Entries from a dataset of interfaces:
----

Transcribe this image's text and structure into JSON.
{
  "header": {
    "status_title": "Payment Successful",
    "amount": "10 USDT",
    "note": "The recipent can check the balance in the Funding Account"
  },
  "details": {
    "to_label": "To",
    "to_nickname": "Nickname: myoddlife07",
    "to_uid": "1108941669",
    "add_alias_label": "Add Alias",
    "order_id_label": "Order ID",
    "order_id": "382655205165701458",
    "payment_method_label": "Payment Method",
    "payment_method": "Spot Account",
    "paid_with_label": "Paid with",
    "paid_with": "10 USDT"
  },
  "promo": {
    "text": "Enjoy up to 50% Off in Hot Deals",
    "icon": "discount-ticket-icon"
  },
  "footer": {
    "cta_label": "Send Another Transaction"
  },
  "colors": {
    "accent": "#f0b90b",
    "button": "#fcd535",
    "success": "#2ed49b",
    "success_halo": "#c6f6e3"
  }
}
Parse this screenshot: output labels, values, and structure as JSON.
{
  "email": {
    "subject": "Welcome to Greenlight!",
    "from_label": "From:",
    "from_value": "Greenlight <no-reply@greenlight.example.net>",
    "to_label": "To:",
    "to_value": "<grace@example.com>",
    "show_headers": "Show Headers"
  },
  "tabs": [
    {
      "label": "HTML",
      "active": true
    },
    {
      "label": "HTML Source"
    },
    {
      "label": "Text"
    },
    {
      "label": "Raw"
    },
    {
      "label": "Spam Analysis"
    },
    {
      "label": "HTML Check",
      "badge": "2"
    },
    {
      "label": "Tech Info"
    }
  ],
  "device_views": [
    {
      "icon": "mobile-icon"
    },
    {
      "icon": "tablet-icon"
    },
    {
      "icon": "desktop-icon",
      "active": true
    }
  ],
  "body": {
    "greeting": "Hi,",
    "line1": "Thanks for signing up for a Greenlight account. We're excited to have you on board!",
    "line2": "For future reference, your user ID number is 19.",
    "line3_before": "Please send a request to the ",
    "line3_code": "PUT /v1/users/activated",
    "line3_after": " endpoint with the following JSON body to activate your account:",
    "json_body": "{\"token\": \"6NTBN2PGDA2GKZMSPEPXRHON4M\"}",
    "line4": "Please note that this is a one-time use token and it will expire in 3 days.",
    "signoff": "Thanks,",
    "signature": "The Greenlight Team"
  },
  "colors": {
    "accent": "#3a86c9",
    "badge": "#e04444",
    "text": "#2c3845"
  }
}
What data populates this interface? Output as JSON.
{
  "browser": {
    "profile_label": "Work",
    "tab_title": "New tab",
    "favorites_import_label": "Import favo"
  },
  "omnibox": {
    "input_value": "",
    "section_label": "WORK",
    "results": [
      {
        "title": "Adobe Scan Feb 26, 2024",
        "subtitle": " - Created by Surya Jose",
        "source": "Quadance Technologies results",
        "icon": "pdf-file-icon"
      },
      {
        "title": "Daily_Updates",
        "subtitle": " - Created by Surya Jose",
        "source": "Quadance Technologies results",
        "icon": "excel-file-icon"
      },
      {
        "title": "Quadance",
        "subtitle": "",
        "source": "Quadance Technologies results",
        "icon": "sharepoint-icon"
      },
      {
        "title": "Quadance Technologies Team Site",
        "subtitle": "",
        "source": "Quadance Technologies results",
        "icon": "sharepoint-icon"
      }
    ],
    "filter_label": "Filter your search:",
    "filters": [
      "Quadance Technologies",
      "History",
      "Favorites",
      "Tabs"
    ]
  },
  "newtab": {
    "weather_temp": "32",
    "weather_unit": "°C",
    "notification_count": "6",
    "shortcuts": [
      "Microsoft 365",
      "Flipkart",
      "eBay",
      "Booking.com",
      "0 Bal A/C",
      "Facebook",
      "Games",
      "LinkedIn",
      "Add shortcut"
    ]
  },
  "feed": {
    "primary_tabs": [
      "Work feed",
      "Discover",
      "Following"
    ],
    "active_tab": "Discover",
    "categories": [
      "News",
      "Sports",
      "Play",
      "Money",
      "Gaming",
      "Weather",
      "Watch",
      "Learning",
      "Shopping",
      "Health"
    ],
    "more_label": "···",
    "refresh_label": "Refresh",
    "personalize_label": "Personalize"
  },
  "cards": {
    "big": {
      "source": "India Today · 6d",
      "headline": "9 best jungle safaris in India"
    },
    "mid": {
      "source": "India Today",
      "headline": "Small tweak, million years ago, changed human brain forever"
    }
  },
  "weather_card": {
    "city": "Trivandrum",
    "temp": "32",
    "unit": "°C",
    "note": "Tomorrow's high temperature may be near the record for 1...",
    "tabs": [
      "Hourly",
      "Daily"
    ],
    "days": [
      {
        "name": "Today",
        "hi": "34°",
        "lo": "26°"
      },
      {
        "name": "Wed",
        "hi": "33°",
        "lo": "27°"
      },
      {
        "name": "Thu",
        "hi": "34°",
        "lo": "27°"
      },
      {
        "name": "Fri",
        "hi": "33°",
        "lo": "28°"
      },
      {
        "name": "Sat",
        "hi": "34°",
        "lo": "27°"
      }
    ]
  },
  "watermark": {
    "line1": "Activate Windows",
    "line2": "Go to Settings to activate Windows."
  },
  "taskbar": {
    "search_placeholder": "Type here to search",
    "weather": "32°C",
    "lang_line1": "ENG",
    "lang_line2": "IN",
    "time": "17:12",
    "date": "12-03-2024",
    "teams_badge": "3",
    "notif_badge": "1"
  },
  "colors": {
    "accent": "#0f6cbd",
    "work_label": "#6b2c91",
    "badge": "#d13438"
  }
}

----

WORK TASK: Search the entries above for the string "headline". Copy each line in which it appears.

REPLY TO THE EXERCISE:
      "headline": "9 best jungle safaris in India"
      "headline": "Small tweak, million years ago, changed human brain forever"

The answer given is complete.